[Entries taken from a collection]
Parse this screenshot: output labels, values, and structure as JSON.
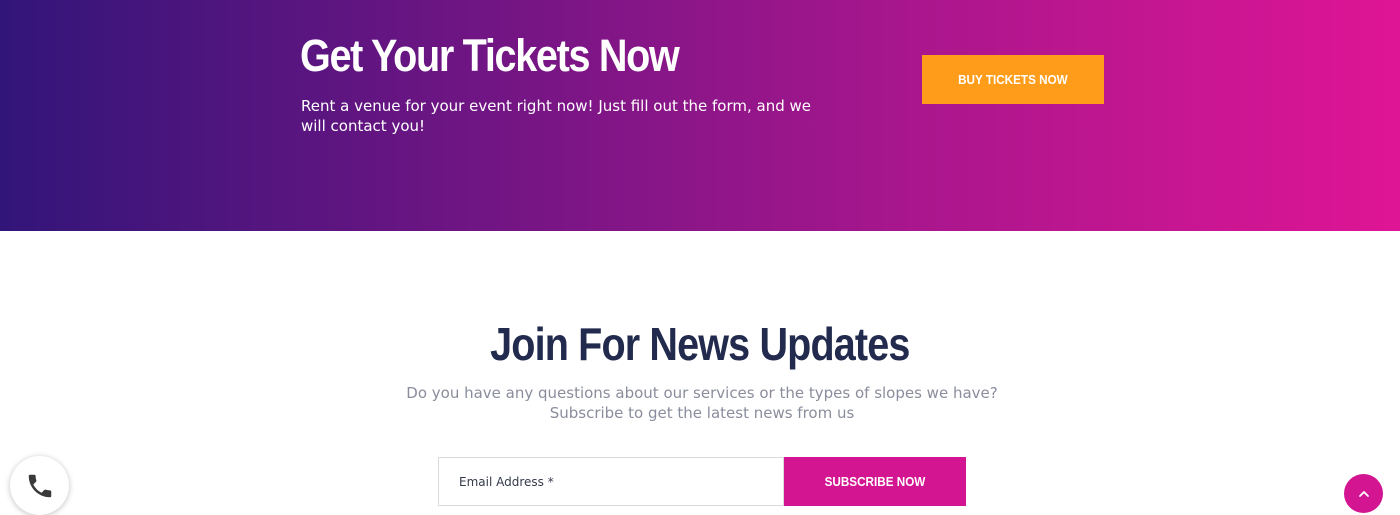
{
  "hero": {
    "title": "Get Your Tickets Now",
    "text": "Rent a venue for your event right now! Just fill out the form, and we will contact you!",
    "button_label": "Buy Tickets Now",
    "gradient_start": "#321579",
    "gradient_end": "#df1595",
    "button_color": "#ff9c1a"
  },
  "newsletter": {
    "title": "Join For News Updates",
    "subtitle": "Do you have any questions about our services or the types of slopes we have? Subscribe to get the latest news from us",
    "email_placeholder": "Email Address *",
    "subscribe_label": "Subscribe Now",
    "accent_color": "#d41592",
    "title_color": "#222b4d"
  },
  "floating": {
    "call_icon": "phone-icon",
    "top_icon": "chevron-up-icon"
  }
}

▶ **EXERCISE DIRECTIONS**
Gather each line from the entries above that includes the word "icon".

▶ **WRITTEN RESPONSE**
    "call_icon": "phone-icon",
    "top_icon": "chevron-up-icon"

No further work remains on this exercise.